(Task) Please retype the data in full, exactly as given.

(Material for this task)
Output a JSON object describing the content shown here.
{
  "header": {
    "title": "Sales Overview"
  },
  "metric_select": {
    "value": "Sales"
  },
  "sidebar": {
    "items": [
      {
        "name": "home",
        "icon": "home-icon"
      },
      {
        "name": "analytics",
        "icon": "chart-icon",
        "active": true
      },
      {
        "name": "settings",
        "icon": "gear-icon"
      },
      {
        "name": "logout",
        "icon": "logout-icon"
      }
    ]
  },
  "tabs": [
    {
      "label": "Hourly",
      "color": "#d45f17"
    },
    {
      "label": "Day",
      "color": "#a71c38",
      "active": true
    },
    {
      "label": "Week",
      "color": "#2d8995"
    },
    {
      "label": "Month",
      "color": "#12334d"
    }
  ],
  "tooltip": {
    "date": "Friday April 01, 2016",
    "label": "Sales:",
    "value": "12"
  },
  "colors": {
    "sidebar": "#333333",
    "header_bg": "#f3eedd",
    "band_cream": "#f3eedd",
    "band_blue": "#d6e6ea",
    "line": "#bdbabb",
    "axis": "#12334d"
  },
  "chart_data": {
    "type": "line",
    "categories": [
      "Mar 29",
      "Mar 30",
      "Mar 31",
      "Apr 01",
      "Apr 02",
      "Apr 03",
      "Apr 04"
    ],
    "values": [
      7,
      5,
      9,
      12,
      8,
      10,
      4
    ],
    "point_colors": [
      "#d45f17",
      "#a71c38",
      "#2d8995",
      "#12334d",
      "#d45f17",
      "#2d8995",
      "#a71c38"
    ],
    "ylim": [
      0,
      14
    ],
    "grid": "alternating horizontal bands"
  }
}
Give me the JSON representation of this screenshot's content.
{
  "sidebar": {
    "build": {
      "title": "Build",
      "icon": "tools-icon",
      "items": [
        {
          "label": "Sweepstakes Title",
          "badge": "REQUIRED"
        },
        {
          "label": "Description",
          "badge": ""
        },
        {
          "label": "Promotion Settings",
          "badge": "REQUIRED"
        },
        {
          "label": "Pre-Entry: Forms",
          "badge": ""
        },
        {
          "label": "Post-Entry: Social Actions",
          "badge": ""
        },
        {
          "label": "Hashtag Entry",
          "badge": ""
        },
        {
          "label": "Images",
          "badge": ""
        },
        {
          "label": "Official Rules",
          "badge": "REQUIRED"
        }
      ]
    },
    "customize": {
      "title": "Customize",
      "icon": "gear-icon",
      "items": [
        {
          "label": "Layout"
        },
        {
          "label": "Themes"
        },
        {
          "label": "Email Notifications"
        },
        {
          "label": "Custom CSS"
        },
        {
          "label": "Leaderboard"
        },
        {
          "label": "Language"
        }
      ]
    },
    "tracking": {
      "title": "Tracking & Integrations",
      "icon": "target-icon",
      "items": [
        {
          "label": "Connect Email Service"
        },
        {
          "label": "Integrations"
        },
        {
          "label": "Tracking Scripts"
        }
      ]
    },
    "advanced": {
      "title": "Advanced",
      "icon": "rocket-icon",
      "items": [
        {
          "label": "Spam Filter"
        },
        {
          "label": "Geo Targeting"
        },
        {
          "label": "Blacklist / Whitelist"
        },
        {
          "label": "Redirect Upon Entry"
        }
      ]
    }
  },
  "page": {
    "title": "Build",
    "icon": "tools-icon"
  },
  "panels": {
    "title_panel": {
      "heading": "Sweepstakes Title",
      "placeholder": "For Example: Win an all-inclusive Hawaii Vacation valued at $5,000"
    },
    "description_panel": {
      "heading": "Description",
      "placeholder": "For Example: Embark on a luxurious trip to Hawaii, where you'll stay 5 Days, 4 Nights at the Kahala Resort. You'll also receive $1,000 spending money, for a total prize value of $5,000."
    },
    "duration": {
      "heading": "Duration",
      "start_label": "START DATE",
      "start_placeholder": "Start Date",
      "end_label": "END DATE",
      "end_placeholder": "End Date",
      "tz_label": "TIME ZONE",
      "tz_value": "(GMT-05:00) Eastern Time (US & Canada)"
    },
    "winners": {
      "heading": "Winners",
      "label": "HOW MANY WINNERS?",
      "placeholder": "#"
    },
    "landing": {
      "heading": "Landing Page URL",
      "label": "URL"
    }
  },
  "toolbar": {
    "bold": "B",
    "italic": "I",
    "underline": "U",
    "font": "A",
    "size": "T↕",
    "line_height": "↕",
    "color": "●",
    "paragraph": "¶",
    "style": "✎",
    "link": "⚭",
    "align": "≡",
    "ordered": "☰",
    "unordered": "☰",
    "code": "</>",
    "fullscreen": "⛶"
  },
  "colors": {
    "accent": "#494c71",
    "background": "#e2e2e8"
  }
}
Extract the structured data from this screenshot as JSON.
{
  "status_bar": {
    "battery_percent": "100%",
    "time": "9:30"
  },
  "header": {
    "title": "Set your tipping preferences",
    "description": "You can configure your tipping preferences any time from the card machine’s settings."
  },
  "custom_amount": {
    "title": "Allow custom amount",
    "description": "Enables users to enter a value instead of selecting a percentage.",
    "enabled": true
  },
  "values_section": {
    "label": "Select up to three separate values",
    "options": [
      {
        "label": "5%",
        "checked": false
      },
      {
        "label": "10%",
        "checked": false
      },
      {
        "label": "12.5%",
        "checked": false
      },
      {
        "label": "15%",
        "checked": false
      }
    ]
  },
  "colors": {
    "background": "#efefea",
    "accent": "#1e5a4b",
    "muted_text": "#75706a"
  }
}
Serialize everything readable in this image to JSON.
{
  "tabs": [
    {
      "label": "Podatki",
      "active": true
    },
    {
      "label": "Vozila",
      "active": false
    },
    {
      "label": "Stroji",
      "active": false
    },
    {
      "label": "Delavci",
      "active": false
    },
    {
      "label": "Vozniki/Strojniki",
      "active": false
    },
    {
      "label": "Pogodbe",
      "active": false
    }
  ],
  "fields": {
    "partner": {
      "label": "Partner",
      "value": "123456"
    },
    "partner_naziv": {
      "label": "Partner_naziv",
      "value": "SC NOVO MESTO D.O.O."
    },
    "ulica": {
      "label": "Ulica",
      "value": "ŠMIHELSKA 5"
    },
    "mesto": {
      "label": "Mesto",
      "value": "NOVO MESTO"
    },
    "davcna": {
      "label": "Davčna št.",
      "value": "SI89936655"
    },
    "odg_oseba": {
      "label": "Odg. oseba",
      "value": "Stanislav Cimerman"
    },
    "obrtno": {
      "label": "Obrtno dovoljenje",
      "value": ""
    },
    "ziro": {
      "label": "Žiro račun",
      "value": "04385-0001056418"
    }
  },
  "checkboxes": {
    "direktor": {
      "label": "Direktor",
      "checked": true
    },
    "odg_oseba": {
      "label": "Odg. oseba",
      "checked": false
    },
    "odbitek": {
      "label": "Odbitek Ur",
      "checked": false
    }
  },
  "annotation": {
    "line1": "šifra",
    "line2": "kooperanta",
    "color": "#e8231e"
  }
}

(Response to the exercise)
Output a JSON object describing the content shown here.
{
  "header": {
    "title": "Sales Overview"
  },
  "metric_select": {
    "value": "Sales"
  },
  "sidebar": {
    "items": [
      {
        "name": "home",
        "icon": "home-icon"
      },
      {
        "name": "analytics",
        "icon": "chart-icon",
        "active": true
      },
      {
        "name": "settings",
        "icon": "gear-icon"
      },
      {
        "name": "logout",
        "icon": "logout-icon"
      }
    ]
  },
  "tabs": [
    {
      "label": "Hourly",
      "color": "#d45f17"
    },
    {
      "label": "Day",
      "color": "#a71c38",
      "active": true
    },
    {
      "label": "Week",
      "color": "#2d8995"
    },
    {
      "label": "Month",
      "color": "#12334d"
    }
  ],
  "tooltip": {
    "date": "Friday April 01, 2016",
    "label": "Sales:",
    "value": "12"
  },
  "colors": {
    "sidebar": "#333333",
    "header_bg": "#f3eedd",
    "band_cream": "#f3eedd",
    "band_blue": "#d6e6ea",
    "line": "#bdbabb",
    "axis": "#12334d"
  },
  "chart_data": {
    "type": "line",
    "categories": [
      "Mar 29",
      "Mar 30",
      "Mar 31",
      "Apr 01",
      "Apr 02",
      "Apr 03",
      "Apr 04"
    ],
    "values": [
      7,
      5,
      9,
      12,
      8,
      10,
      4
    ],
    "point_colors": [
      "#d45f17",
      "#a71c38",
      "#2d8995",
      "#12334d",
      "#d45f17",
      "#2d8995",
      "#a71c38"
    ],
    "ylim": [
      0,
      14
    ],
    "grid": "alternating horizontal bands"
  }
}
Give me the JSON representation of this screenshot's content.
{
  "sidebar": {
    "build": {
      "title": "Build",
      "icon": "tools-icon",
      "items": [
        {
          "label": "Sweepstakes Title",
          "badge": "REQUIRED"
        },
        {
          "label": "Description",
          "badge": ""
        },
        {
          "label": "Promotion Settings",
          "badge": "REQUIRED"
        },
        {
          "label": "Pre-Entry: Forms",
          "badge": ""
        },
        {
          "label": "Post-Entry: Social Actions",
          "badge": ""
        },
        {
          "label": "Hashtag Entry",
          "badge": ""
        },
        {
          "label": "Images",
          "badge": ""
        },
        {
          "label": "Official Rules",
          "badge": "REQUIRED"
        }
      ]
    },
    "customize": {
      "title": "Customize",
      "icon": "gear-icon",
      "items": [
        {
          "label": "Layout"
        },
        {
          "label": "Themes"
        },
        {
          "label": "Email Notifications"
        },
        {
          "label": "Custom CSS"
        },
        {
          "label": "Leaderboard"
        },
        {
          "label": "Language"
        }
      ]
    },
    "tracking": {
      "title": "Tracking & Integrations",
      "icon": "target-icon",
      "items": [
        {
          "label": "Connect Email Service"
        },
        {
          "label": "Integrations"
        },
        {
          "label": "Tracking Scripts"
        }
      ]
    },
    "advanced": {
      "title": "Advanced",
      "icon": "rocket-icon",
      "items": [
        {
          "label": "Spam Filter"
        },
        {
          "label": "Geo Targeting"
        },
        {
          "label": "Blacklist / Whitelist"
        },
        {
          "label": "Redirect Upon Entry"
        }
      ]
    }
  },
  "page": {
    "title": "Build",
    "icon": "tools-icon"
  },
  "panels": {
    "title_panel": {
      "heading": "Sweepstakes Title",
      "placeholder": "For Example: Win an all-inclusive Hawaii Vacation valued at $5,000"
    },
    "description_panel": {
      "heading": "Description",
      "placeholder": "For Example: Embark on a luxurious trip to Hawaii, where you'll stay 5 Days, 4 Nights at the Kahala Resort. You'll also receive $1,000 spending money, for a total prize value of $5,000."
    },
    "duration": {
      "heading": "Duration",
      "start_label": "START DATE",
      "start_placeholder": "Start Date",
      "end_label": "END DATE",
      "end_placeholder": "End Date",
      "tz_label": "TIME ZONE",
      "tz_value": "(GMT-05:00) Eastern Time (US & Canada)"
    },
    "winners": {
      "heading": "Winners",
      "label": "HOW MANY WINNERS?",
      "placeholder": "#"
    },
    "landing": {
      "heading": "Landing Page URL",
      "label": "URL"
    }
  },
  "toolbar": {
    "bold": "B",
    "italic": "I",
    "underline": "U",
    "font": "A",
    "size": "T↕",
    "line_height": "↕",
    "color": "●",
    "paragraph": "¶",
    "style": "✎",
    "link": "⚭",
    "align": "≡",
    "ordered": "☰",
    "unordered": "☰",
    "code": "</>",
    "fullscreen": "⛶"
  },
  "colors": {
    "accent": "#494c71",
    "background": "#e2e2e8"
  }
}
Extract the structured data from this screenshot as JSON.
{
  "status_bar": {
    "battery_percent": "100%",
    "time": "9:30"
  },
  "header": {
    "title": "Set your tipping preferences",
    "description": "You can configure your tipping preferences any time from the card machine’s settings."
  },
  "custom_amount": {
    "title": "Allow custom amount",
    "description": "Enables users to enter a value instead of selecting a percentage.",
    "enabled": true
  },
  "values_section": {
    "label": "Select up to three separate values",
    "options": [
      {
        "label": "5%",
        "checked": false
      },
      {
        "label": "10%",
        "checked": false
      },
      {
        "label": "12.5%",
        "checked": false
      },
      {
        "label": "15%",
        "checked": false
      }
    ]
  },
  "colors": {
    "background": "#efefea",
    "accent": "#1e5a4b",
    "muted_text": "#75706a"
  }
}
Serialize everything readable in this image to JSON.
{
  "tabs": [
    {
      "label": "Podatki",
      "active": true
    },
    {
      "label": "Vozila",
      "active": false
    },
    {
      "label": "Stroji",
      "active": false
    },
    {
      "label": "Delavci",
      "active": false
    },
    {
      "label": "Vozniki/Strojniki",
      "active": false
    },
    {
      "label": "Pogodbe",
      "active": false
    }
  ],
  "fields": {
    "partner": {
      "label": "Partner",
      "value": "123456"
    },
    "partner_naziv": {
      "label": "Partner_naziv",
      "value": "SC NOVO MESTO D.O.O."
    },
    "ulica": {
      "label": "Ulica",
      "value": "ŠMIHELSKA 5"
    },
    "mesto": {
      "label": "Mesto",
      "value": "NOVO MESTO"
    },
    "davcna": {
      "label": "Davčna št.",
      "value": "SI89936655"
    },
    "odg_oseba": {
      "label": "Odg. oseba",
      "value": "Stanislav Cimerman"
    },
    "obrtno": {
      "label": "Obrtno dovoljenje",
      "value": ""
    },
    "ziro": {
      "label": "Žiro račun",
      "value": "04385-0001056418"
    }
  },
  "checkboxes": {
    "direktor": {
      "label": "Direktor",
      "checked": true
    },
    "odg_oseba": {
      "label": "Odg. oseba",
      "checked": false
    },
    "odbitek": {
      "label": "Odbitek Ur",
      "checked": false
    }
  },
  "annotation": {
    "line1": "šifra",
    "line2": "kooperanta",
    "color": "#e8231e"
  }
}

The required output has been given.